Cold spell poses big problems for grape growers and 2013 vintage
EAST ORCHARD MESA – The thump of wind machines waking you last week wasn’t a dream but an attempt by grape growers to ward off the vine-killing cold.
However, it’s been grape-deathly cold in some spots for several weeks and grape growers tardy in cranking up the 30-foot high wind turbines may be too late to prevent losing part or all of next year’s crop, warned state viticulturist Horst Caspari at the Western Colorado Research Center on East Orchard Mesa.
“We have a maximum on cold-hardiness our grapes can reach and if we get below that, it’s done,” he said. “But if you have a wind machine to use and you don’t use it under the conditions we have now, we haven’t learned anything from 2009.”
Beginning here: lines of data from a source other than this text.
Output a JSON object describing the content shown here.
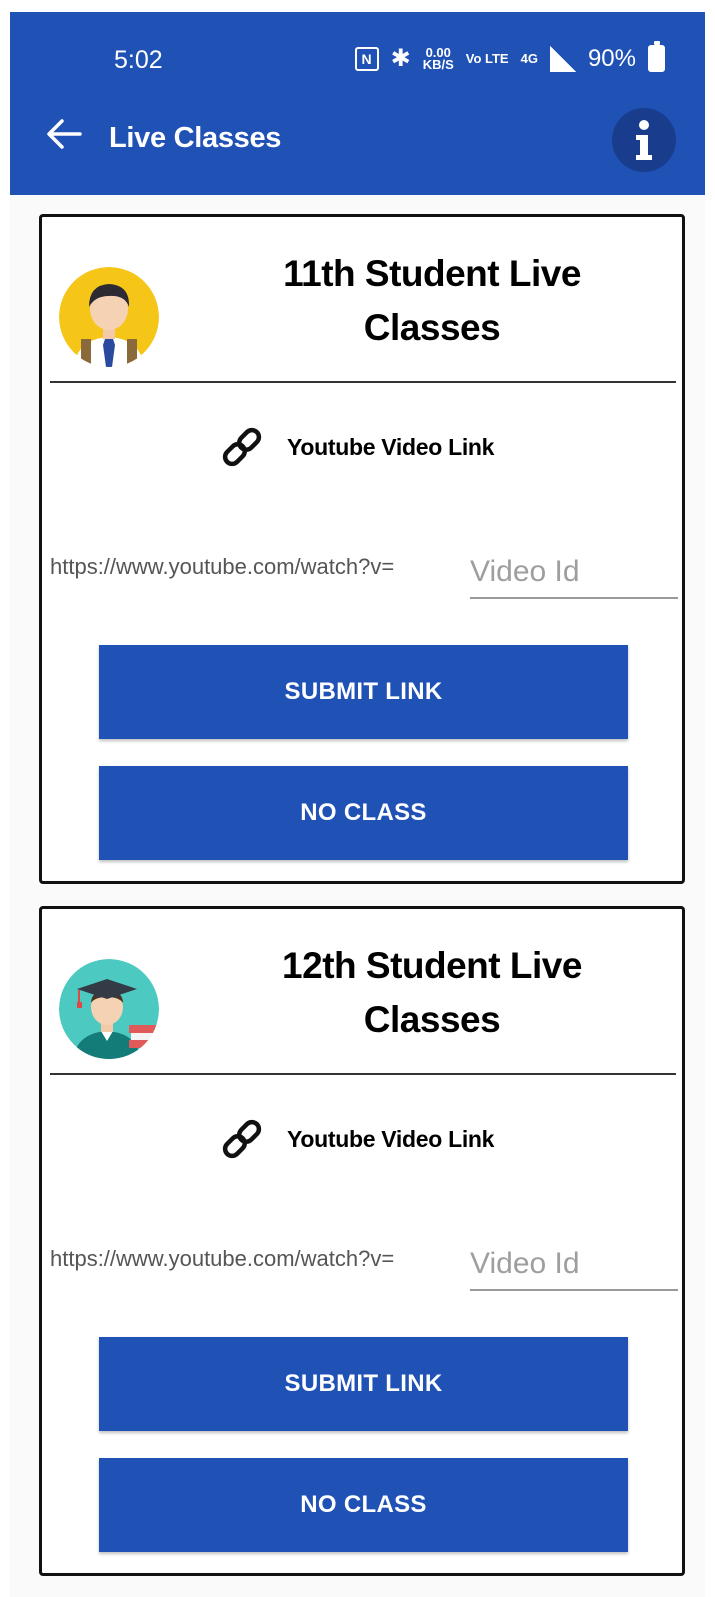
{
  "status_bar": {
    "time": "5:02",
    "nfc": "N",
    "speed_value": "0.00",
    "speed_unit": "KB/S",
    "volte": "Vo LTE",
    "network": "4G",
    "battery": "90%"
  },
  "appbar": {
    "title": "Live Classes",
    "back_icon": "arrow-left-icon",
    "info_icon": "info-icon",
    "color": "#2052b6"
  },
  "cards": [
    {
      "title": "11th Student Live Classes",
      "avatar_icon": "student-avatar-icon",
      "link_label": "Youtube Video Link",
      "url_prefix": "https://www.youtube.com/watch?v=",
      "input_placeholder": "Video Id",
      "input_value": "",
      "submit_label": "SUBMIT LINK",
      "noclass_label": "NO CLASS"
    },
    {
      "title": "12th Student Live Classes",
      "avatar_icon": "graduate-avatar-icon",
      "link_label": "Youtube Video Link",
      "url_prefix": "https://www.youtube.com/watch?v=",
      "input_placeholder": "Video Id",
      "input_value": "",
      "submit_label": "SUBMIT LINK",
      "noclass_label": "NO CLASS"
    }
  ]
}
That was the winter when a December deep freeze sent the temperature in western parts of the valley plunging to 22 below zero and more than 50 percent of the vines in the valley suffered extensive damage, with many growers losing most of their 2010 crop.
Temperatures this year have flirted with that low mark – a minus 18 was registered recently near Fruita – but along with temperature growers also must consider wind speed and length of exposure to the cold, Caspari said.
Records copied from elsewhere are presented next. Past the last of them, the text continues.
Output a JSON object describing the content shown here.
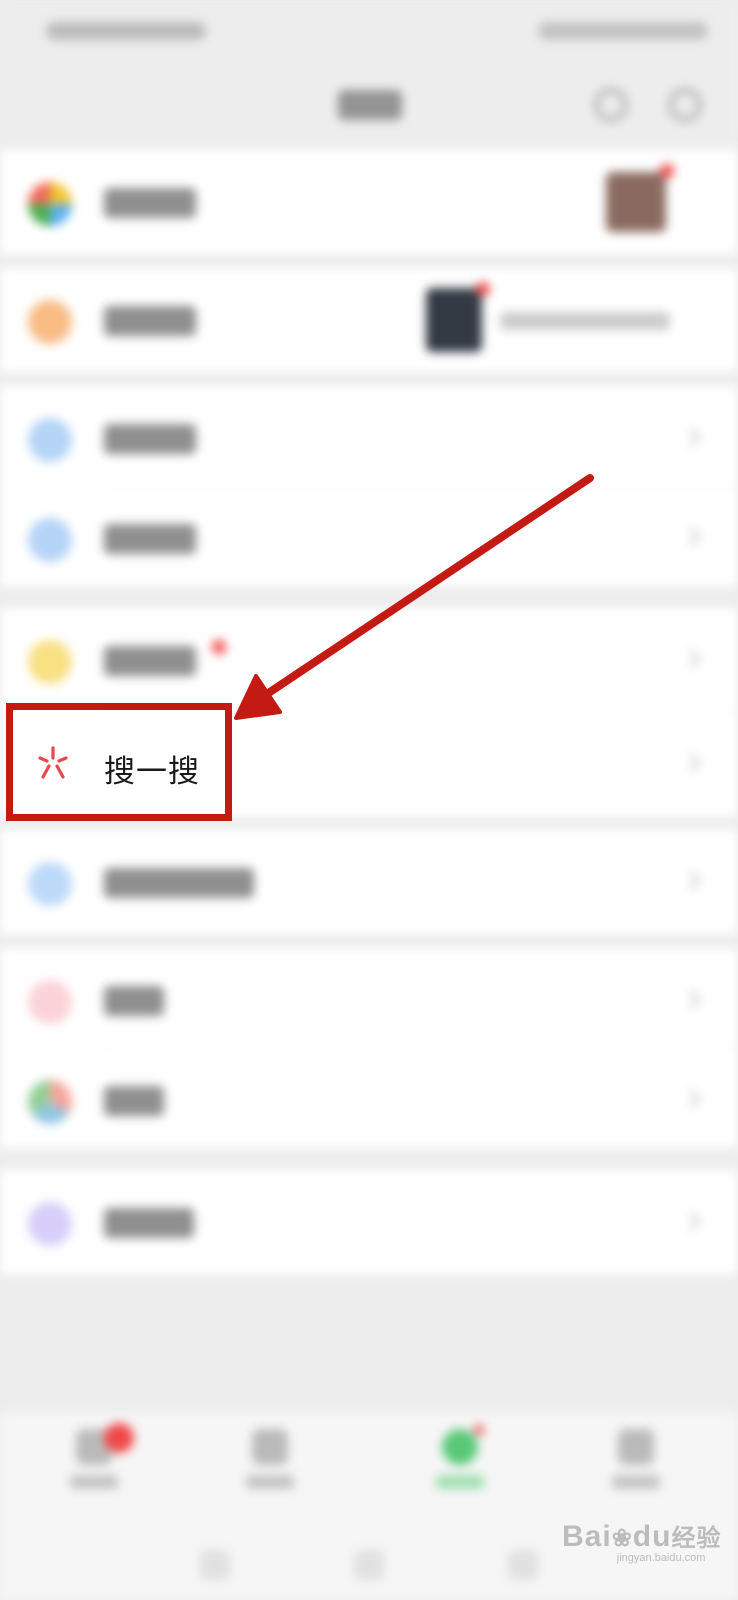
{
  "focused_item": {
    "label": "搜一搜",
    "icon": "search-one-icon",
    "icon_color": "#e5484d"
  },
  "annotation": {
    "highlight_color": "#c41a14",
    "arrow_color": "#c41a14"
  },
  "background": {
    "blurred": true,
    "row_count": 11,
    "icon_colors": [
      "#4caf50",
      "#f5a050",
      "#5aa0ee",
      "#5aa0ee",
      "#f4cc30",
      "#e5484d",
      "#5aa0ee",
      "#f08090",
      "#4aa0d0",
      "#9a88f0"
    ]
  },
  "watermark": {
    "brand": "Bai",
    "brand_tail": "du",
    "suffix": "经验",
    "url": "jingyan.baidu.com"
  }
}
A few minutes at 28 degrees won’t bother most grape buds but longer exposures at the temperature can kill them as surely as 18-below.
As grapes and other fruit go dormant, their cold-resistance increases. But once the plants reach their most-dormant, temperatures below that may kill or damage the bud or vines.
Wind machines mix warmer air from 100 feet or more with frigid ground-level air trapped by inversions or pooling behind physical dams such as building or trees.
Fans may only bring a rise of 3 or 4 degrees, but that can be sufficient to save a crop.
The easternmost part of the valley benefits from a year-round breeze from DeBeque Canyon. The breeze acts as a natural wind machine, keeping that part of the valley warmer by not allowing the cold air to pool.
The cold air certainly gathers along the Colorado River, where pockets of air can be minus 8 or 10 when it’s minus 1 on East Orchard Mesa, where the cold air flows off the north-sloping fields and lands along the river.
“We didn’t run our machines (Sunday) night but we did the three previous nights,” said Galen Wallace, vineyard manager for Plum Creek Cellars’ vines on East Orchard Mesa, well above the coldest layers of air.
Still, there are enough microclimates in the gullies and ravines that monitoring the temperature is “huge in this business,” Wallace said. “We get 10 percent (bud) damage at 5-below so I watch it closely and when it gets to 1-below I’m ready” to start the wind machines.
Surprisingly, the valley’s largest grape grower hasn’t yet run his wind machines.
“No, we haven’t run our machines yet and that’s probably a mistake,” said Bruce Talbot, who farms 150 acres of grapes and 300 acres of peaches across Orchard Mesa and East Orchard Mesa.
“The peaches are just fine but we know the grapes are sensitive right now,” Talbott said. “We were told the grapes can take 10 below and if we get close to that we can sustain damage, so we try to minimize that.
“But so far, minus 2 and minus 4 are what we’ve seen in town.”
Caspari said that temperature might be misleading, since it probably measures temperate at cordon height (about 40 inches) and not at ground level, which could be several degrees colder.
“So it’s four degrees colder at snow level and where some of his vines are might be 5 degrees colder than the weather site, so that’s minus 4 and another 5, that’s 9 degrees, so it’s really 13 below right above the snow line,” Caspari estimated. “Bye, bye, it’s toast.”
More on cold and grapes next week.